Page and application data records
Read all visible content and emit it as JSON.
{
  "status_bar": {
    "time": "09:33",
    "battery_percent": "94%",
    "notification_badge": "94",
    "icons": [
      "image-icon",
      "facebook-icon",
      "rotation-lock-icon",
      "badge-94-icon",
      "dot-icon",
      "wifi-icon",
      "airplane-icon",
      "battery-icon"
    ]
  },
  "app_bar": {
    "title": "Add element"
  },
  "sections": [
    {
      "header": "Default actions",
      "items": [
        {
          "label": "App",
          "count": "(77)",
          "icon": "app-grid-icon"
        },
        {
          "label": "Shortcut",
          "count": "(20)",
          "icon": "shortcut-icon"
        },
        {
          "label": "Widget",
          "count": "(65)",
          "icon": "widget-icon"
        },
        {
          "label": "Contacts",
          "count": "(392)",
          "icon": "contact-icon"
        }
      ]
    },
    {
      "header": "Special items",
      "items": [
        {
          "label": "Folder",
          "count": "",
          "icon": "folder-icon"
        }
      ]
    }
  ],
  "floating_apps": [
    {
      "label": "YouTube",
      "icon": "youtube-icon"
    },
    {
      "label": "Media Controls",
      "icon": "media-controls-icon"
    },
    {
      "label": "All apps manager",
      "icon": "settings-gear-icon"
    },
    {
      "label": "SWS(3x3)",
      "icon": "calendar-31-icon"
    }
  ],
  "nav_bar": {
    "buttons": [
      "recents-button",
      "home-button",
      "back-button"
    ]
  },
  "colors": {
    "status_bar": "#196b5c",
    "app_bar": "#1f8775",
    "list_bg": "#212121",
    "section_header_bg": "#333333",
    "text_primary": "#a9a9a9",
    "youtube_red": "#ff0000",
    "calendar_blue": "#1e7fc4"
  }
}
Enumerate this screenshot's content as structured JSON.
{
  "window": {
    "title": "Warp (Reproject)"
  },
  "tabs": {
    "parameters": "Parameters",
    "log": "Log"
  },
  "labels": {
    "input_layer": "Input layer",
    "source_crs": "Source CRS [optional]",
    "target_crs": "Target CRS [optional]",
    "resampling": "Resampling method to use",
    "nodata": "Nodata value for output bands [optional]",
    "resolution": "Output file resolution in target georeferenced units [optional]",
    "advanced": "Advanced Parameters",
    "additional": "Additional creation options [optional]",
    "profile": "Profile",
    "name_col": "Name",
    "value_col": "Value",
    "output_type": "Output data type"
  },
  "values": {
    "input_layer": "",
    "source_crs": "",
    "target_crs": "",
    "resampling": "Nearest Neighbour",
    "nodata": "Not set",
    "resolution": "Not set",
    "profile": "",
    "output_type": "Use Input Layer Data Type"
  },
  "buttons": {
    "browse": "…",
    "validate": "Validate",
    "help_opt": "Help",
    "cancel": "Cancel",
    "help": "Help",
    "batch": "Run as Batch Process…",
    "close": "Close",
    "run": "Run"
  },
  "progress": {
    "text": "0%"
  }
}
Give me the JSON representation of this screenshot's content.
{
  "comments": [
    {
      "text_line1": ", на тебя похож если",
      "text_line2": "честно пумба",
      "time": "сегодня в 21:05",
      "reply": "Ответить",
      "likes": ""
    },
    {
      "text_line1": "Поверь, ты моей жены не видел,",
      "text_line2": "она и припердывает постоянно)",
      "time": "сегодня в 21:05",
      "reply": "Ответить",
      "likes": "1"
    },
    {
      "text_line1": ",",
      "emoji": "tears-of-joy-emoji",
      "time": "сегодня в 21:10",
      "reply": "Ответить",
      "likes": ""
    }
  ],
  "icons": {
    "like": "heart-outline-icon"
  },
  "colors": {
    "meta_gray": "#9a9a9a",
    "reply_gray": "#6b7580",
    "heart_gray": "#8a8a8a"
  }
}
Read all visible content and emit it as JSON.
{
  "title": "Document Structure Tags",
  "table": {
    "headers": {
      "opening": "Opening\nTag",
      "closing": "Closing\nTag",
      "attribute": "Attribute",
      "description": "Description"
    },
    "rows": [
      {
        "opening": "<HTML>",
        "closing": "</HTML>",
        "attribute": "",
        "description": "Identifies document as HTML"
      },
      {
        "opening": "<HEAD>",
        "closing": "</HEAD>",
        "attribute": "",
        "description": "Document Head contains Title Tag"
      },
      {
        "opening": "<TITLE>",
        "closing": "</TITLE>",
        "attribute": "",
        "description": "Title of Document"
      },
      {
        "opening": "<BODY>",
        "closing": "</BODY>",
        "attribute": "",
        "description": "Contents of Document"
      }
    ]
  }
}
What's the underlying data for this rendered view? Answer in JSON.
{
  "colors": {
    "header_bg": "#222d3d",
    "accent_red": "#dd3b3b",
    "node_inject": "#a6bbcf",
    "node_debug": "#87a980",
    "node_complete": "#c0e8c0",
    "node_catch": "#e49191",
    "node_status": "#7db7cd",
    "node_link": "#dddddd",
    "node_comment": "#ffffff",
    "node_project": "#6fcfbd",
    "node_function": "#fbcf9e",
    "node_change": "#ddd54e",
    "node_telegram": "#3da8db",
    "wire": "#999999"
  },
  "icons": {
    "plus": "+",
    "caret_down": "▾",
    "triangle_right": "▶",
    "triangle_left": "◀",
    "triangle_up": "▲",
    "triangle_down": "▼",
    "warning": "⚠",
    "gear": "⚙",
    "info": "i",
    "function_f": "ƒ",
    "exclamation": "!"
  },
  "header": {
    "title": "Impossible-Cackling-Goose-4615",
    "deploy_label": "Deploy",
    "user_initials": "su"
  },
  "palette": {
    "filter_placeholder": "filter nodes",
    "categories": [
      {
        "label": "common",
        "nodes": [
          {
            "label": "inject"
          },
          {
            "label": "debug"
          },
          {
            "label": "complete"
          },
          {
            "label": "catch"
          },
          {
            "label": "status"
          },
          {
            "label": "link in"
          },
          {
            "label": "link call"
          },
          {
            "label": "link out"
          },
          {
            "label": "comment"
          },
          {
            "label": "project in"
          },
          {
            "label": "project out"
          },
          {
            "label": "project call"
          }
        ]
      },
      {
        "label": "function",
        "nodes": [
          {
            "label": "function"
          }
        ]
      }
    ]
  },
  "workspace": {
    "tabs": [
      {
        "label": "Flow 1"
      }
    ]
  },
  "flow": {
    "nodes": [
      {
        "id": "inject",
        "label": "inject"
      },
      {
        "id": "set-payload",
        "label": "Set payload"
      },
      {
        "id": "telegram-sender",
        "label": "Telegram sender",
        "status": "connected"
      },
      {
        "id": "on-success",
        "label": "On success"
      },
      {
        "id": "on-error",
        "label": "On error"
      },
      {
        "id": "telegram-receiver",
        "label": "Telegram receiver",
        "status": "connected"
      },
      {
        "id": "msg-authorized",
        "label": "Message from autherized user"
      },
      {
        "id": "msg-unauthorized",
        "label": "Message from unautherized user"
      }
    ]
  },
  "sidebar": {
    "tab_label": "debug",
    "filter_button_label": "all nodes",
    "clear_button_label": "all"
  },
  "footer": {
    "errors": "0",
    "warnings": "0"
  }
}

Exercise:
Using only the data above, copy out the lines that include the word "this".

Completed task:
Enumerate this screenshot's content as structured JSON.
Give me the JSON representation of this screenshot's content.
What's the underlying data for this rendered view? Answer in JSON.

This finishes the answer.